By Kim Lowe, Simple Intentions Managing Editor
Time – how to maximize and better manage it – is a popular discussion in our workshops, no matter if we’re talking about awareness in Stop & Think or stress in Success With Stress. We all yearn, if not for more time, then more productive time. In a previous post, we discussed time and balance, and how raising our awareness of why we do what we do when we do it can boost the quality of how we spend our time.
But let’s take the discussion further with an additional perspective on time. For me, asking why I do the things I do when I do them revealed new opportunities to insert activities I value into ordinary tasks. Now, for example, I listen to podcasts while getting myself ready each morning. I love this opportunity to learn something new while completing a mundane task. (Right now, I’m absorbed in Seth Godin’s Startup School.)
This simple insertion somehow boosts my energy and contributes to my overall sense of productivity. In fact, in the book, The Happiness Track, author Emma Seppälä argues the real commodity of productivity – not to mention happiness – isn’t time, but rather energy. It’s the simple – but not always easy – practice of ensuring our to-do lists include activities that recharge our energy.
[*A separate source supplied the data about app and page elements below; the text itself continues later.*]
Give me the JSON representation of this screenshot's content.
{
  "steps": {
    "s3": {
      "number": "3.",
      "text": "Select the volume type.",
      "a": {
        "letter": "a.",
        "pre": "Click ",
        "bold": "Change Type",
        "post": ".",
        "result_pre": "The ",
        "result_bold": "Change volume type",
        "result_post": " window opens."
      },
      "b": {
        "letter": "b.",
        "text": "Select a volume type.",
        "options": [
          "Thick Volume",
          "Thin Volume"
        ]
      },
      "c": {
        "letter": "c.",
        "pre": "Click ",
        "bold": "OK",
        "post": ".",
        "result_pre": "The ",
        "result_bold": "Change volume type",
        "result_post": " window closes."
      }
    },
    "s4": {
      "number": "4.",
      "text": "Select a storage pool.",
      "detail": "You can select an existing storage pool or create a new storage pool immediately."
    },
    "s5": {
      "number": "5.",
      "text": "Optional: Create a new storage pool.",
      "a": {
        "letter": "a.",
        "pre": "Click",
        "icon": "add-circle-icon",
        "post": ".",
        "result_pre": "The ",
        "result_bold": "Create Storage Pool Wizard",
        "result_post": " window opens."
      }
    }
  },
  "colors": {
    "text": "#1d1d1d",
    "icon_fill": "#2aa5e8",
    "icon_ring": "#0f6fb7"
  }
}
Typically, these are the “important” things we too often push aside: undistracted thinking time, exercise, building relationships, self-reflection. Instead, we spend a lot of time addressing “urgent” items that ultimately drain our energy and sap our productivity.
Start your day with a vigorous workout or centering meditation, and the connection between energy and productivity is easy to appreciate. But when managing energy is too abstract a route to greater productivity, a good time management tool can provide something more quantifiable.
I recently learned an old, but still relevant productivity tool, Stephen Covey’s “Big Rock” theory, which essentially says: Put first things first. Schedule first your highest priorities, the important things that make the biggest difference to your success, however you define it. These are your big rocks. In so doing, you’ll have time for the urgent things – the gravel, sand and water that fill in the spaces around the big rocks. See a demo of how this works here.
Looking closely, the two ideas build on each other. Prioritizing our big rocks ensures we accomplish what’s most important, in turn boosting our energy for even greater productivity.